Rollo May made a case in his The Cry for Myth that myths should be respected for the truth they express. Fairy Tales should be given an equal respect. J.R.R Tolkien noted that the “”the association of children and fairy-stories is an accident of our domestic history.” A few weeks ago I had difficulty sleeping, I looked thought my book shelf and found my copy of the Golden Book edition of Walt Disney’s Snow White. As I read, I was surprised by the insight reflected by the narrative.
Snow White is a German fairy tale which was first published by the Brothers Grimm in 1812. But the tale is likely is much older, for example, “Iron John” was first set down by the Brothers Grimm around 1820 but Robert Bly estimated that the story could be “ten or twenty thousand years old.” Considering their respect for folklore, it should not be surprising that C.S Lewis and J.R.R Tolkien went together to see Walt Disney’s adaptation of Snow White. They both hated the vulgar depiction of the dwarfs in the film. In a 1939 letter to a friend, Lewis wrote, “Dwarfs ought to be ugly of course, but not in that way. And the dwarfs’ jazz party was pretty bad. I suppose it never occurred to the poor boob that you could give them any other kind of music.” But despite the faults of the film, the essence of the story is in Disney’s production.
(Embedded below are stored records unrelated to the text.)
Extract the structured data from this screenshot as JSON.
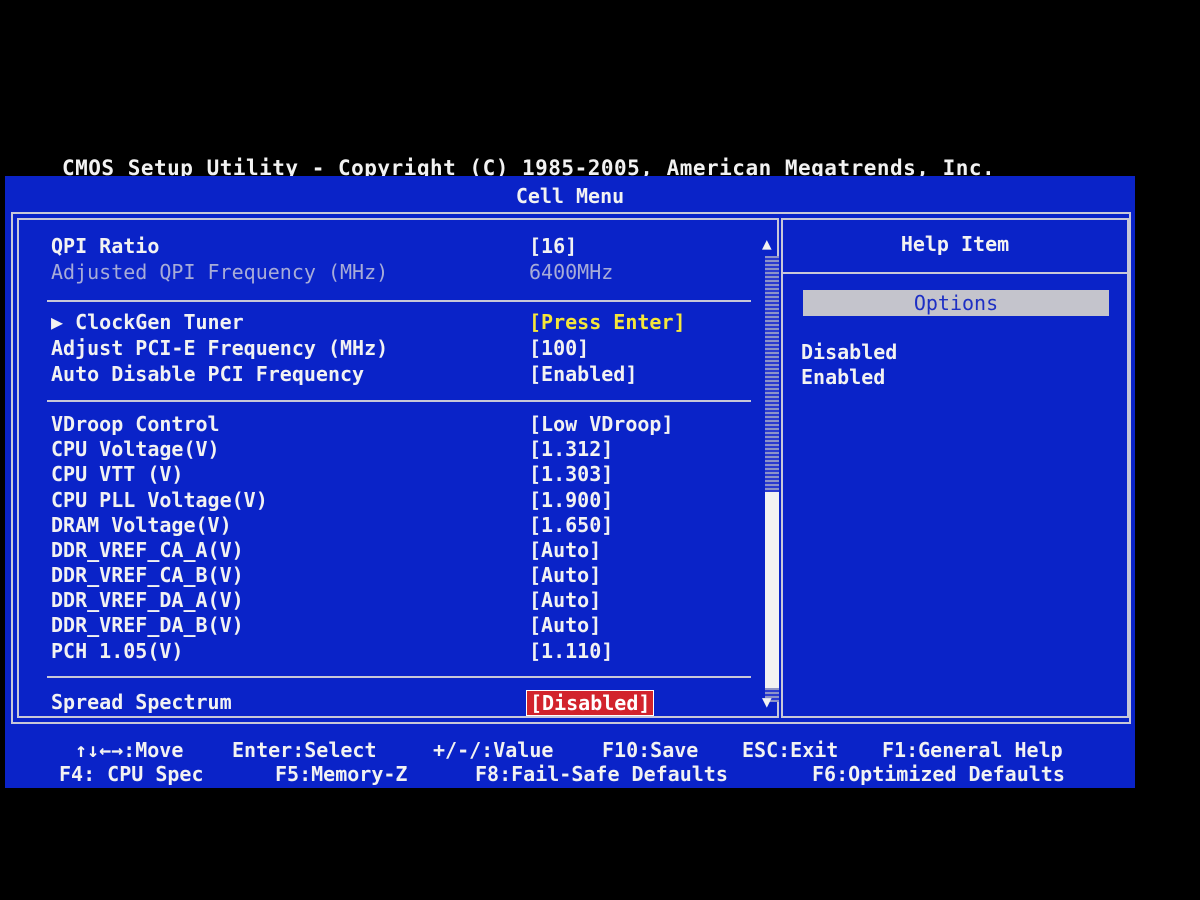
{
  "header": {
    "title": "CMOS Setup Utility - Copyright (C) 1985-2005, American Megatrends, Inc.",
    "subtitle": "Cell Menu"
  },
  "rows": [
    {
      "label": "QPI Ratio",
      "value": "[16]"
    },
    {
      "label": "Adjusted QPI Frequency (MHz)",
      "value": "6400MHz"
    },
    {
      "label": "▶ ClockGen Tuner",
      "value": "[Press Enter]"
    },
    {
      "label": "Adjust PCI-E Frequency (MHz)",
      "value": "[100]"
    },
    {
      "label": "Auto Disable PCI Frequency",
      "value": "[Enabled]"
    },
    {
      "label": "VDroop Control",
      "value": "[Low VDroop]"
    },
    {
      "label": "CPU Voltage(V)",
      "value": "[1.312]"
    },
    {
      "label": "CPU VTT (V)",
      "value": "[1.303]"
    },
    {
      "label": "CPU PLL Voltage(V)",
      "value": "[1.900]"
    },
    {
      "label": "DRAM Voltage(V)",
      "value": "[1.650]"
    },
    {
      "label": "DDR_VREF_CA_A(V)",
      "value": "[Auto]"
    },
    {
      "label": "DDR_VREF_CA_B(V)",
      "value": "[Auto]"
    },
    {
      "label": "DDR_VREF_DA_A(V)",
      "value": "[Auto]"
    },
    {
      "label": "DDR_VREF_DA_B(V)",
      "value": "[Auto]"
    },
    {
      "label": "PCH 1.05(V)",
      "value": "[1.110]"
    },
    {
      "label": "Spread Spectrum",
      "value": "[Disabled]"
    }
  ],
  "scrollbar": {
    "up_glyph": "▲",
    "down_glyph": "▼"
  },
  "help": {
    "title": "Help Item",
    "options_label": "Options",
    "options": [
      "Disabled",
      "Enabled"
    ]
  },
  "footer": {
    "line1": [
      "↑↓←→:Move",
      "Enter:Select",
      "+/-/:Value",
      "F10:Save",
      "ESC:Exit",
      "F1:General Help"
    ],
    "line2": [
      "F4: CPU Spec",
      "F5:Memory-Z",
      "F8:Fail-Safe Defaults",
      "F6:Optimized Defaults"
    ]
  },
  "colors": {
    "background": "#0a23c8",
    "text": "#f2f2f2",
    "dim_text": "#a7acd8",
    "highlight_yellow": "#f5e63a",
    "selected_bg": "#d2232c"
  }
}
I suppose everyone is familiar with the scene of the wicked Queen asking her magic mirror “Mirror, mirror on the wall, who is the fairest of us all?” and the Queen’s hatred for Snow White when she is named the fairest. But I did not know how the story began. Snow White’s mother was a loving Queen who thought,”If only I had a little daughter, how happy I would be.” One day the good Queen was sewing, as she was daydreaming she accidentally pricked her finger with her needle.Three drops of blood fell on the snow white linen.The Queen thought “How lovely my little girl would be if she had lips as red as blood, skin as white as snow and hair as black as ebony.” Some time later, a daughter was born to the Queen and she was as beautiful as the Queen had hoped she might be. The happy mother named her baby Snow White. But the Queen was very ill, while Snow White was still a little girl, her mother died. Snow White’s father, the King, was broken-hearted from the loss but a year later he took a new wife. His new Queen was very beautiful to look upon but her heart was cold and wicked.
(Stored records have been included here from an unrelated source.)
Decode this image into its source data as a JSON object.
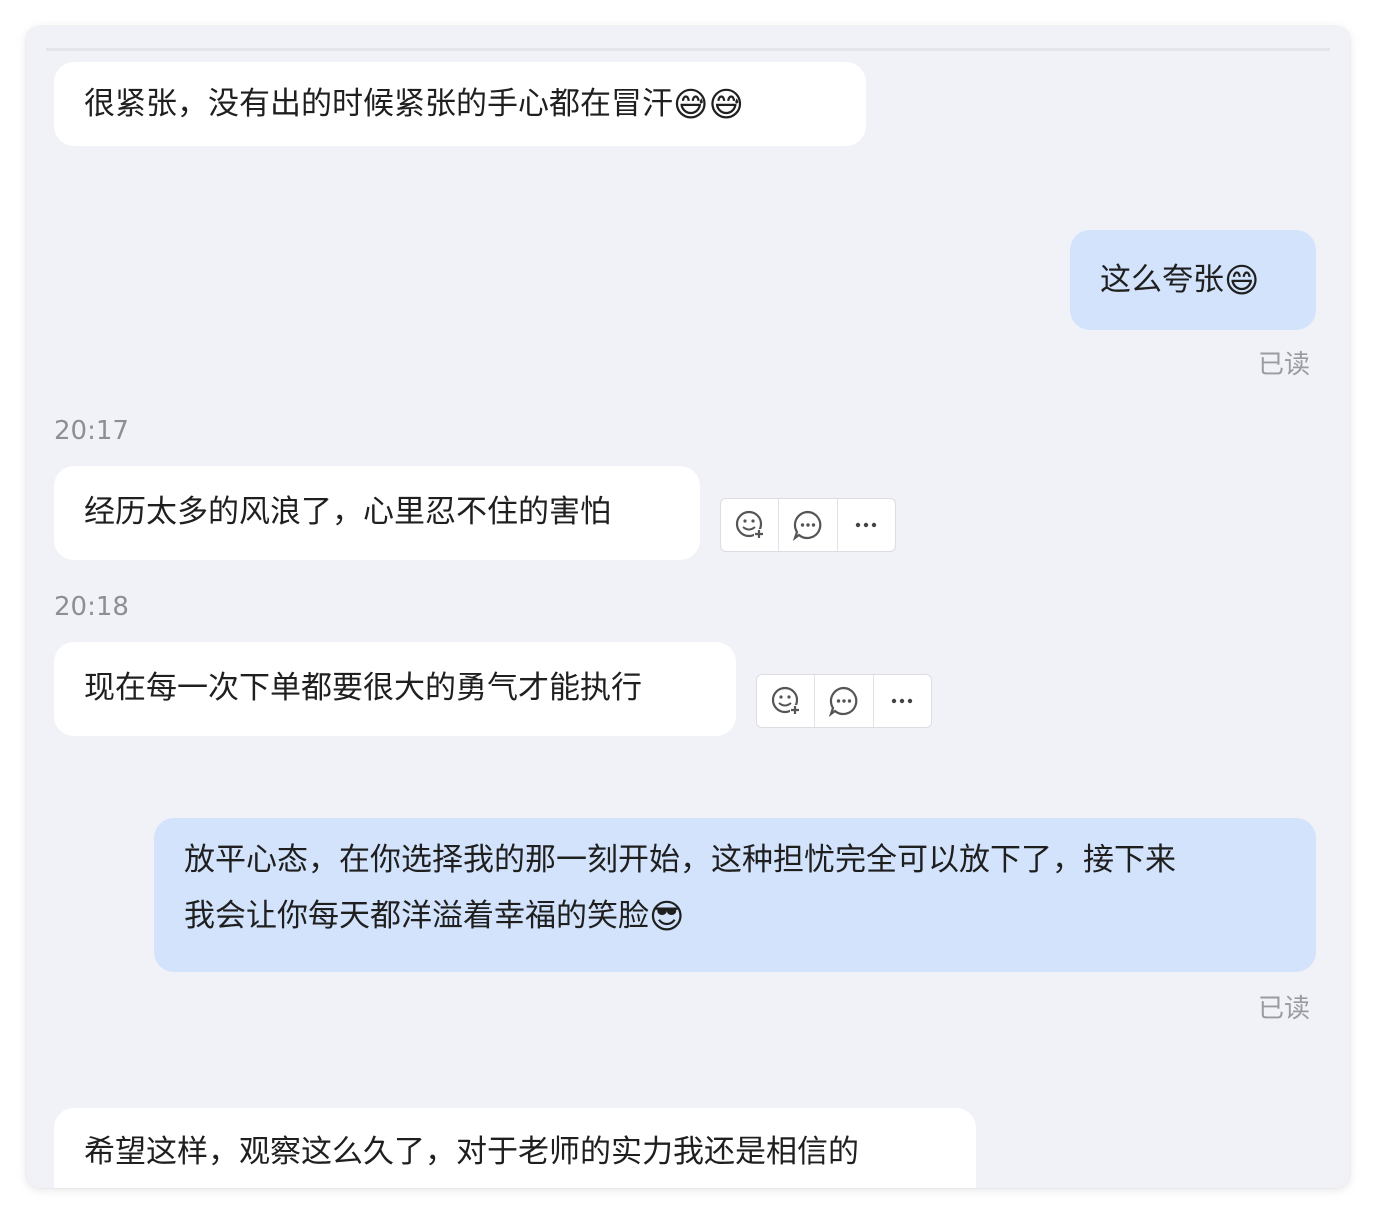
{
  "messages": [
    {
      "side": "in",
      "text": "很紧张，没有出的时候紧张的手心都在冒汗",
      "emoji": "😅😅"
    },
    {
      "side": "out",
      "text": "这么夸张",
      "emoji": "😄",
      "status": "已读"
    },
    {
      "time": "20:17"
    },
    {
      "side": "in",
      "text": "经历太多的风浪了，心里忍不住的害怕"
    },
    {
      "time": "20:18"
    },
    {
      "side": "in",
      "text": "现在每一次下单都要很大的勇气才能执行"
    },
    {
      "side": "out",
      "line1": "放平心态，在你选择我的那一刻开始，这种担忧完全可以放下了，接下来",
      "line2": "我会让你每天都洋溢着幸福的笑脸",
      "emoji": "😎",
      "status": "已读"
    },
    {
      "side": "in",
      "text": "希望这样，观察这么久了，对于老师的实力我还是相信的"
    }
  ],
  "message_actions": {
    "react_icon": "emoji-add-icon",
    "reply_icon": "comment-icon",
    "more_icon": "more-icon",
    "more_label": "···"
  }
}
The fairy tales that have come to us through the generations contain a great understanding of human nature. The narrative of the loving Queen gives a standard of how to regard the beauty of others. Beauty is to be enjoyed without vanity. In contrast the narrative of the wicked Queen is given as an example of a twisted interest in beauty. I’ve read much about the theory of beauty in art criticism but I believe none of what I have read has really gotten at the core of the issue. For most of human history beauty was regarded by the values of the good Queen but in the early 20th century the perception of beauty began to be twisted by the values of the wicked Queen.The thought that the charming images of Snow White are sentimental kitsch reflects the contempt of the Queen.
When the vain Queen would ask her magic mirror who was the fairest, she was happy if she was named. But sometimes an other was named and the Queen would fly into a terrible rage and order the poor girl to be killed. As Snow White was growing up to be more and more beautiful. The Queen could not stand the sight of the lovely Princess no longer. She banished Snow White to servants’ quarters. Snow White’s fine clothes were taken away from her, and she wore the rags of a servant. And like the other servants, Snow White had to work very hard. She slaved from early morning until late at night. What can occur as relationship between two can exist on the larger scale of a whole society. I believe to a great extent our culture reflects this narrative.
Notice that the Queen does not have Snow White executed as the others named fairest by the magic mirror. After all, Snow White is the daughter of the King, she will need to careful of how she can act against the young princess. When the mirror does name Snow White to be fairest, the Queen proceeds with caution to have Snow White executed. Of course the Queens of our age can’t simply have beautiful daughters executed, they need to be much more cunning than the Queen of old. The Queens pretend they act for the benefit of the daughters. They teach that the concept of beauty is a form of sexual oppression. Daughters are taught that their self-worth is to be found by toiling at a job; they have been made to be servants to the economy. At least Snow White could have daydreams of a handsome Prince who would carry her off to his castle in the clouds. Today love is dismissed as reflecting base biology. All this deception is fruit of an embittered heart. Men are rather pathetic in their acceptance of these lies of the age.
The symptoms of this twisted perception of beauty are so apparent to me. I often notice what teenage girls wear when I am out in public places. The poor girls seem to be preoccupied with being the foulest of us all. Often I see Goth girls wearing T-shirts with messages like Teenage Dirt Bag. My initial response is one of bewilderment, I think, “Why on earth would anyone wear something so horrible?” But then I apply the insights from my reading and can make sense of it. The young girls have accepted the terms of the Wicked Queen, the ancient values of the Good Queen are likely alien to them. Under the debasing marks of tattoos, many of these young ladies are beautiful but there is really no place for their beauty in the postmodern organization of the world.